Work order:
Go through the lines below, tally those that include the word "vxWorks", and give only the tally.

Given records:
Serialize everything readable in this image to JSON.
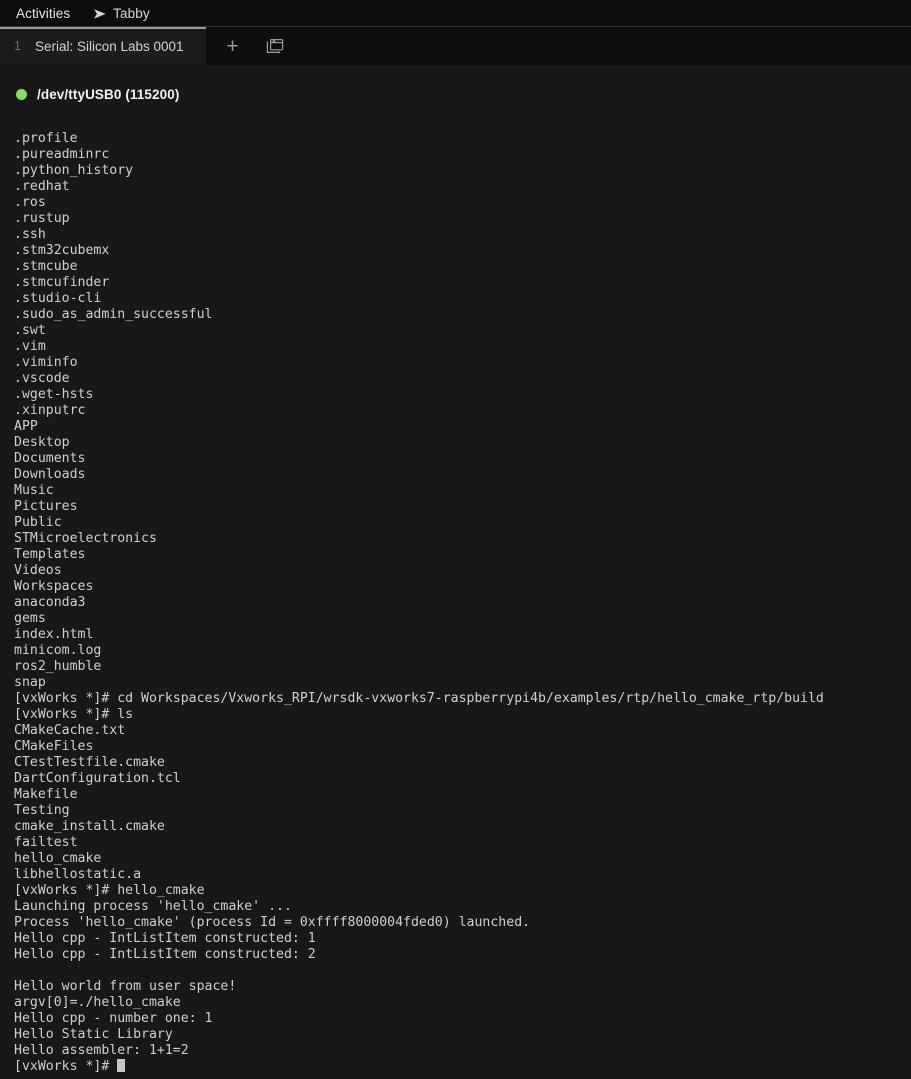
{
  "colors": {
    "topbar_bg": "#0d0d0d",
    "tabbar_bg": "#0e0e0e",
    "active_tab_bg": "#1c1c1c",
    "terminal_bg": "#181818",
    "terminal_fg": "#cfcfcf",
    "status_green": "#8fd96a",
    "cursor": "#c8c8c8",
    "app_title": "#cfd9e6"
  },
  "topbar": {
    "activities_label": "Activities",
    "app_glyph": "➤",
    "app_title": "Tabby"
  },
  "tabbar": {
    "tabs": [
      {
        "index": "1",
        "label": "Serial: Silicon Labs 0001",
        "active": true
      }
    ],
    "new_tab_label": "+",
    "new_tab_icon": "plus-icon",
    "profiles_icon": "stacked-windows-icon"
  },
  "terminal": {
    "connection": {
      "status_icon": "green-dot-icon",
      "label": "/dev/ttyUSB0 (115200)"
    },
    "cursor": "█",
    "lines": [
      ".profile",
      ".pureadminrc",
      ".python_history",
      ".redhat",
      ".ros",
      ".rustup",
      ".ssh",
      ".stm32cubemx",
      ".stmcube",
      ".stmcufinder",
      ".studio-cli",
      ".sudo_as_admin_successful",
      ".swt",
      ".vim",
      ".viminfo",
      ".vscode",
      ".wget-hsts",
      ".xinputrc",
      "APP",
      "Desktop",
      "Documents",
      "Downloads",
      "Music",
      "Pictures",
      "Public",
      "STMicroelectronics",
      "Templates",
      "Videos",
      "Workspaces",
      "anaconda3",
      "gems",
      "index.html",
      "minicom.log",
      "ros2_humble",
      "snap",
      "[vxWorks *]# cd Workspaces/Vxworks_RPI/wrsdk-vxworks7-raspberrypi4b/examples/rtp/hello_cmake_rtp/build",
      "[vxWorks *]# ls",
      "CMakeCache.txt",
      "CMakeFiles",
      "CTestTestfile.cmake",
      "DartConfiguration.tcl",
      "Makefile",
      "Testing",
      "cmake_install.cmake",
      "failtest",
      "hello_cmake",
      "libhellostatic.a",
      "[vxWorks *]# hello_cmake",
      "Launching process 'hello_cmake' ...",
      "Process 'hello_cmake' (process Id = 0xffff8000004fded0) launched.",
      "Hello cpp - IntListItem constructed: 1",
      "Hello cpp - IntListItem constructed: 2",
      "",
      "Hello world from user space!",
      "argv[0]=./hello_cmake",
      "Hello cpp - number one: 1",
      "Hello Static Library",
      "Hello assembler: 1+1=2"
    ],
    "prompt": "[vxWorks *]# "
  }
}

Answer area:
4